Notable winning streaks during the Shula-era in the Orange Bowl include a 13–0 streak against the Buffalo Bills and a 15–0 streak against the New England Patriots, Also of note, the Miami Dolphins enjoyed a record 31-game home winning streak from 1971-75. This 31-game streak includes four playoff wins and the perfect season of 1972. The Dolphins have not enjoyed the same level of success in Sun Life Stadium. While much of this lack of success in Sun Life Stadium is obviously attributable to a diminished level of talent and organizational stability, it is also widely recognized that the homefield advantage that the Dolphins enjoyed in the Orange Bowl was exponentially greater than in their newer home. This was in great part due to the atmosphere of the Bowl. The closeness of the seats to the field, along with the closed West End Zone, metal bleachers, and steel structure (and of course the team’s success and its status as Miami’s only professional sports team for so many years), gave the venue one of the loudest and most electric homefield environments in the NFL. Visiting team quarterbacks often complained to referees or were forced to call time out as their teammates could not hear them barking out the signals due to the unbearable noise, especially when the Dolphins were making a goal-line stand in the closed West End Zone. While Sun Life Stadium is much newer and cleaner and is considered one of the top facilities in the NFL, with top-notch amenities, the seats are much farther from the field, and even at its loudest, Sun Life Stadium doesn’t come close to comparing to that of the Orange Bowl.

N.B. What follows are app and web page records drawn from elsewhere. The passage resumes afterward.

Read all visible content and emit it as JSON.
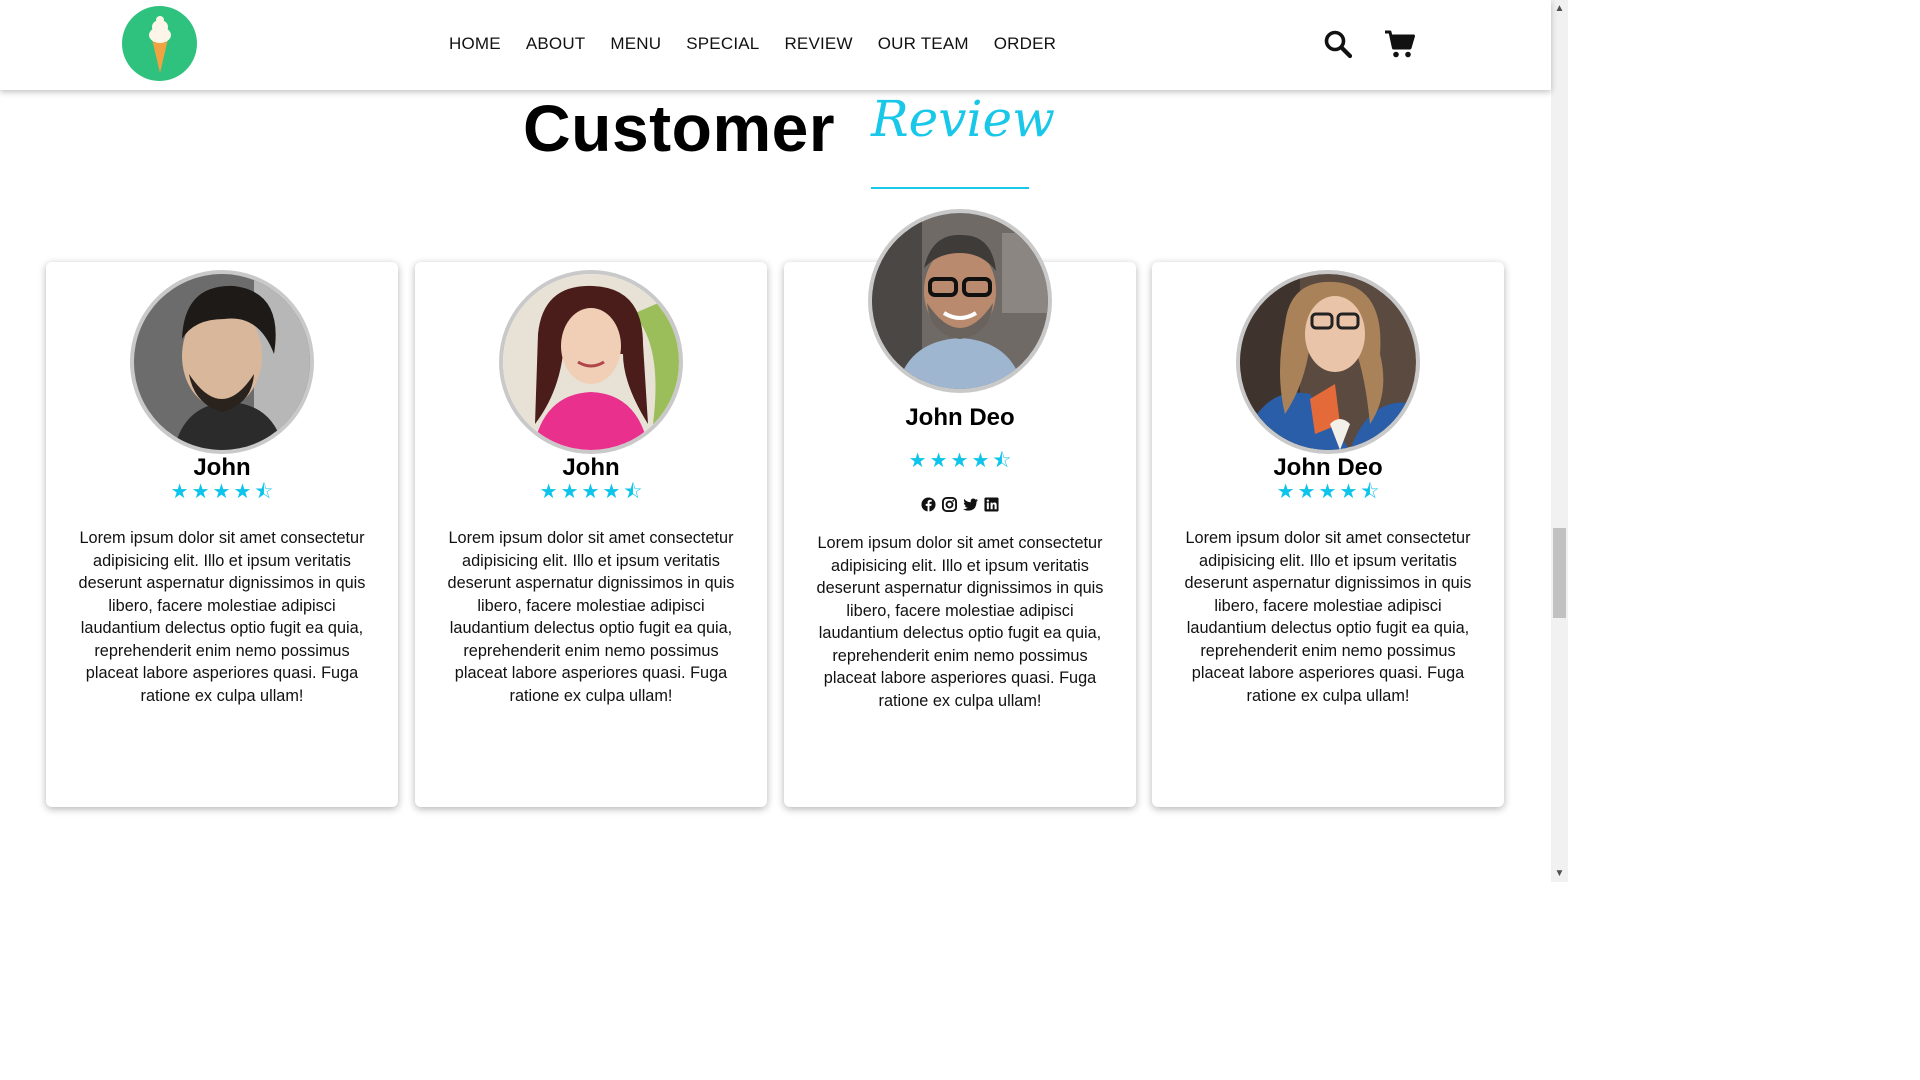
{
  "nav": {
    "items": [
      "HOME",
      "ABOUT",
      "MENU",
      "SPECIAL",
      "REVIEW",
      "OUR TEAM",
      "ORDER"
    ]
  },
  "icons": {
    "logo": "ice-cream-icon",
    "search": "search-icon",
    "cart": "cart-icon"
  },
  "section": {
    "title_main": "Customer",
    "title_accent": "Review"
  },
  "colors": {
    "accent": "#19c8e8",
    "star": "#0fc4ea",
    "logo_bg": "#2ec27e"
  },
  "reviews": [
    {
      "name": "John",
      "rating": 4.5,
      "text": "Lorem ipsum dolor sit amet consectetur adipisicing elit. Illo et ipsum veritatis deserunt aspernatur dignissimos in quis libero, facere molestiae adipisci laudantium delectus optio fugit ea quia, reprehenderit enim nemo possimus placeat labore asperiores quasi. Fuga ratione ex culpa ullam!"
    },
    {
      "name": "John",
      "rating": 4.5,
      "text": "Lorem ipsum dolor sit amet consectetur adipisicing elit. Illo et ipsum veritatis deserunt aspernatur dignissimos in quis libero, facere molestiae adipisci laudantium delectus optio fugit ea quia, reprehenderit enim nemo possimus placeat labore asperiores quasi. Fuga ratione ex culpa ullam!"
    },
    {
      "name": "John Deo",
      "rating": 4.5,
      "socials": [
        "facebook-icon",
        "instagram-icon",
        "twitter-icon",
        "linkedin-icon"
      ],
      "text": "Lorem ipsum dolor sit amet consectetur adipisicing elit. Illo et ipsum veritatis deserunt aspernatur dignissimos in quis libero, facere molestiae adipisci laudantium delectus optio fugit ea quia, reprehenderit enim nemo possimus placeat labore asperiores quasi. Fuga ratione ex culpa ullam!"
    },
    {
      "name": "John Deo",
      "rating": 4.5,
      "text": "Lorem ipsum dolor sit amet consectetur adipisicing elit. Illo et ipsum veritatis deserunt aspernatur dignissimos in quis libero, facere molestiae adipisci laudantium delectus optio fugit ea quia, reprehenderit enim nemo possimus placeat labore asperiores quasi. Fuga ratione ex culpa ullam!"
    }
  ]
}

The Orange Bowl was also the site of the NCAA’s longest college football home field winning streak. Between 1985 and 1994, the Miami Hurricanes won 58 straight home games at the Bowl, until ended by the Washington Huskies. The stadium’s home field advantage used to include a steel structure that fans would set to rumbling by stomping their feet. Concrete reinforcement had silenced the rumble. There was still the advantage of the West End Zone, which has a relatively narrow radius that amplifies fan noise. The West End Zone was a factor in the Wide Right curse, in which the Florida State Seminoles lost a series of close games due to missed field goals. This section was so raucous that some football announcers often confused it with the student section.

In addition to football, the stadium also hosted concerts and other public events. The stadium had a regular capacity of 74,476 orange seats, and could seat up to 82,000 for concerts and other events where additional seating would have been placed on the playing field.

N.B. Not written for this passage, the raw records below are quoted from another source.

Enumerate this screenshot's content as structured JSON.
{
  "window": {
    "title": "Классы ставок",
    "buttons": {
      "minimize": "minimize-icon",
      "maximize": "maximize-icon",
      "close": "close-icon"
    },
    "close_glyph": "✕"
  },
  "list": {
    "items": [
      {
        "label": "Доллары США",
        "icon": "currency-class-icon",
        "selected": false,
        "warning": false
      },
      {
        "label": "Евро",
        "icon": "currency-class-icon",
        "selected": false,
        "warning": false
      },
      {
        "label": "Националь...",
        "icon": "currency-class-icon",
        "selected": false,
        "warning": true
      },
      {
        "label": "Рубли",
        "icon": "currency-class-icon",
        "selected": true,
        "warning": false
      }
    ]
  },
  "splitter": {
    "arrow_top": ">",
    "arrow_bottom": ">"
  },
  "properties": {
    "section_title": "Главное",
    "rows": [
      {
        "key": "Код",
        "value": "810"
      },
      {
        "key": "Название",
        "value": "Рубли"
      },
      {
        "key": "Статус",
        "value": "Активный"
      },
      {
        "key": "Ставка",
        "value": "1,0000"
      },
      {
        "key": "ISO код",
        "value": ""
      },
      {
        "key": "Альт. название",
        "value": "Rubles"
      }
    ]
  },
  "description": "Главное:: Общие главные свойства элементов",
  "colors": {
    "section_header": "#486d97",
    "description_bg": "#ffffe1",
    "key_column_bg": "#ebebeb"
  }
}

The last professional football game to be played in the Orange Bowl took place on April 29, 2000 and matched the Miami Tropics vs the San Antonio Matadors of the Spring Football League. The Matadors won 16-13.

References: Wikipedia.org (Miami Orange Bowl)